* EXERCISE REQUIREMENTS
Search each line below for "title", then return the lines where it appears.

[Collected data entries]
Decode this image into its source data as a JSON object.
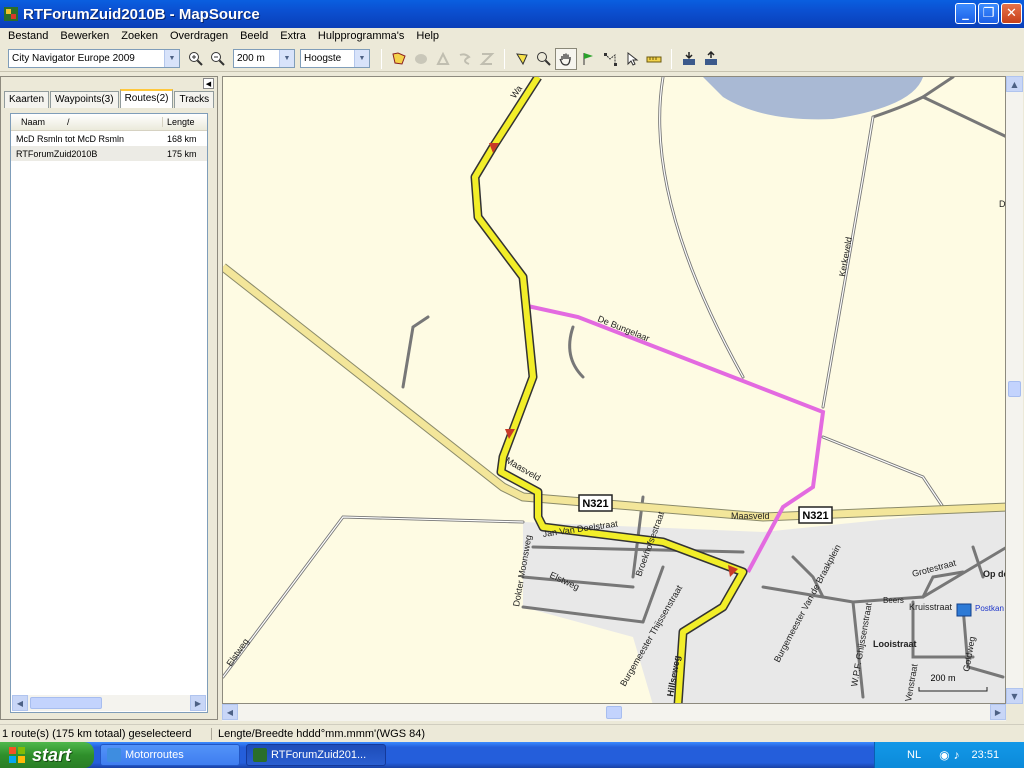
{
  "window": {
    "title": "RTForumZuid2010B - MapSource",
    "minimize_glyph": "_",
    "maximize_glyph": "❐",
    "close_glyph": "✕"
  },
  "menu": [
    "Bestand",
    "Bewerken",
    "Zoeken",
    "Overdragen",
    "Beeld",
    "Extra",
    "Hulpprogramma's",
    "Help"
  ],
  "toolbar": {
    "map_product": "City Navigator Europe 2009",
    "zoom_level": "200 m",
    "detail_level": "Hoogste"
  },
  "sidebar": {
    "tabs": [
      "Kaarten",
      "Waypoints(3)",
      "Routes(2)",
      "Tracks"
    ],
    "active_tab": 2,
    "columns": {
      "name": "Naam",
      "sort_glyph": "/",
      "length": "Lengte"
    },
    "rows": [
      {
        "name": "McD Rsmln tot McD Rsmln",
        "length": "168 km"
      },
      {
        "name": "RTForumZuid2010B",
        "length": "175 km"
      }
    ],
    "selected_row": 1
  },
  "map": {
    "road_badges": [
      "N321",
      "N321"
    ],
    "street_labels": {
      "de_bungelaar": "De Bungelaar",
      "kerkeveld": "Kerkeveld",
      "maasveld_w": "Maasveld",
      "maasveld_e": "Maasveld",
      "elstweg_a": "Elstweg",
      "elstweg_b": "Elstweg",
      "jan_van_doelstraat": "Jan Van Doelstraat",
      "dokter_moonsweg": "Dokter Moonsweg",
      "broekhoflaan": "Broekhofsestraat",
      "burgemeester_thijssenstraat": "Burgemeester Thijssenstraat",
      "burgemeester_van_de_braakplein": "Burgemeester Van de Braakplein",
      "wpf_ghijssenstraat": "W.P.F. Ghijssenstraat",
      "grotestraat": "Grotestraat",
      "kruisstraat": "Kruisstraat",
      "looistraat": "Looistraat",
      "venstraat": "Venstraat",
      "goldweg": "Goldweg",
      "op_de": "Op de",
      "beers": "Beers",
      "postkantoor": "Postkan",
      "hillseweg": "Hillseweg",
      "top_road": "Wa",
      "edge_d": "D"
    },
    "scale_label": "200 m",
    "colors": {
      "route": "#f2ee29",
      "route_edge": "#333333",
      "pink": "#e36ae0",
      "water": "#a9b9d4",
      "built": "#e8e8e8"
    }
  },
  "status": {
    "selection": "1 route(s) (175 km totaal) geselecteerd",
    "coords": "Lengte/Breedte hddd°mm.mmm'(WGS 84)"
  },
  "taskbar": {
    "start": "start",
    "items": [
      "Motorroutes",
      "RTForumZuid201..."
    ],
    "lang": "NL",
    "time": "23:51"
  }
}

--

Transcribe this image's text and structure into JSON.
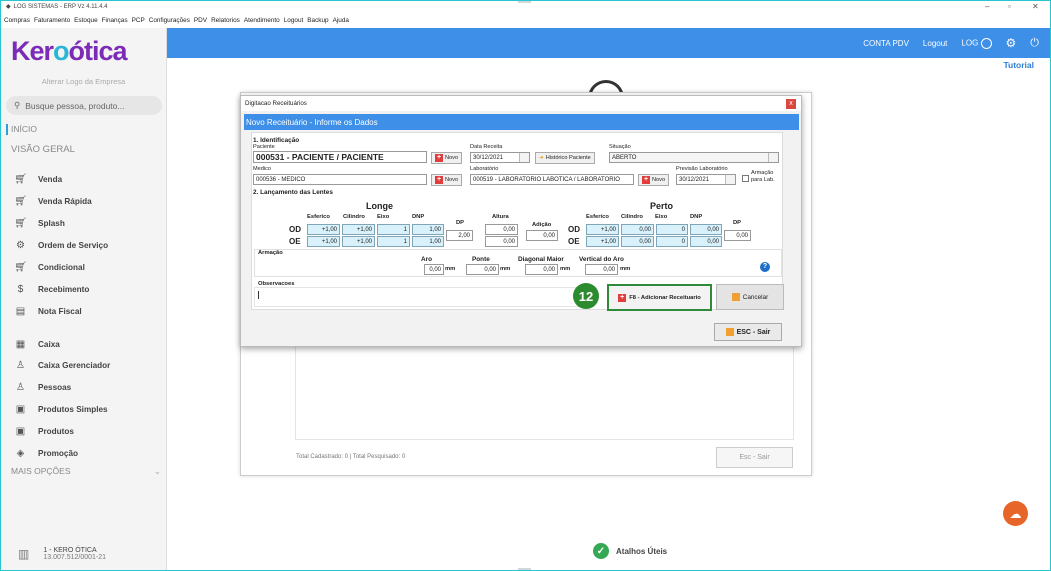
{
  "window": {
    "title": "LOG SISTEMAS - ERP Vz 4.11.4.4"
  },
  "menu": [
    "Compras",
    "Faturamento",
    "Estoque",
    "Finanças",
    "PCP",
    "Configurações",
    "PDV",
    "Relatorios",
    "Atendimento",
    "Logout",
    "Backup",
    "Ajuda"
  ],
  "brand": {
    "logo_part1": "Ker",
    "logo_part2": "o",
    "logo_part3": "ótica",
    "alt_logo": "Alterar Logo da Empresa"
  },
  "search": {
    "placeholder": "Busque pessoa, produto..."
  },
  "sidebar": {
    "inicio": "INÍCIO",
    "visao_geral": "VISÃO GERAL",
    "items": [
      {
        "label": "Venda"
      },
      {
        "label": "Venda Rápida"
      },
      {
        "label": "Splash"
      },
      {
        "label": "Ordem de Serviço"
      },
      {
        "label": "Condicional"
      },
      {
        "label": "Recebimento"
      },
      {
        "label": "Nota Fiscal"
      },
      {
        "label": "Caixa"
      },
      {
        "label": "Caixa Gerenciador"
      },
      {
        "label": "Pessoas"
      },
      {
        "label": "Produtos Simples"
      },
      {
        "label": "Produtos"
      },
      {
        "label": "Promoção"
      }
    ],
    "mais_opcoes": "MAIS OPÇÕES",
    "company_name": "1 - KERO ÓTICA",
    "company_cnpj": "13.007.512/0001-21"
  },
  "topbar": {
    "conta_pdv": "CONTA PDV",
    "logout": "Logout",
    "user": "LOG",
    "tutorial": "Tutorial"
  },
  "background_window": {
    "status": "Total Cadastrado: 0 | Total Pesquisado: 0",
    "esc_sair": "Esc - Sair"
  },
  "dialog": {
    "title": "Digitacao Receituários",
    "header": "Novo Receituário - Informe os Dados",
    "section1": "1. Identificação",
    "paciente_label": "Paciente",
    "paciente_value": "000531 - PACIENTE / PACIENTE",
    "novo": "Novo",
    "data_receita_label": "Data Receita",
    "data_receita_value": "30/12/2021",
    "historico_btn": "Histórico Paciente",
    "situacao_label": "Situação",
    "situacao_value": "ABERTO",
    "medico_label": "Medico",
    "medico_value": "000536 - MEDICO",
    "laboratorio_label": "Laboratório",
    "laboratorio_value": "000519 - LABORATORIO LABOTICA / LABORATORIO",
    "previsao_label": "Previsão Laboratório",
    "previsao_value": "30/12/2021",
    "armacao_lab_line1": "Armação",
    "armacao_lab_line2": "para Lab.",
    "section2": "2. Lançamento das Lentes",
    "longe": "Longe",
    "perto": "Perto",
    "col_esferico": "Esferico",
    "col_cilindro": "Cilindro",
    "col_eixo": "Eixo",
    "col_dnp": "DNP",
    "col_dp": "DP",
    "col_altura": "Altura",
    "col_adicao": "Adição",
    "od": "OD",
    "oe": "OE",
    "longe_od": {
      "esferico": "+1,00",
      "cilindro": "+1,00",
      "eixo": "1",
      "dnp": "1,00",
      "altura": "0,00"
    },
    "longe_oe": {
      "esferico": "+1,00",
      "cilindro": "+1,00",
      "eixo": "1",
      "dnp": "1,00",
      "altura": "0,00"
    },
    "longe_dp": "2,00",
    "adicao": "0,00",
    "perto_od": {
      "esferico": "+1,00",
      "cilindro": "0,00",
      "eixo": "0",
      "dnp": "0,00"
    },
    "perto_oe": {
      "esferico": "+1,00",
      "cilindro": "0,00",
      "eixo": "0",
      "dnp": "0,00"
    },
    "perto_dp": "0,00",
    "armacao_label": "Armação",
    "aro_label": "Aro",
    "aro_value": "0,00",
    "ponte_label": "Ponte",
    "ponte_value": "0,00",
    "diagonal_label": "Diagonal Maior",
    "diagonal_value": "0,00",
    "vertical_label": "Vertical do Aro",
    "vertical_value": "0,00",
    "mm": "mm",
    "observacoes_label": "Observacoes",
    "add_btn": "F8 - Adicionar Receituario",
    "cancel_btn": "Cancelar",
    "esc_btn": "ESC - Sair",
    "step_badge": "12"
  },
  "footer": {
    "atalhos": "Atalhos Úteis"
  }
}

* TASK OUTPUT
    "title": "RTForumZuid2010B - MapSource",
    "title": "LOG SISTEMAS - ERP Vz 4.11.4.4"
    "title": "Digitacao Receituários",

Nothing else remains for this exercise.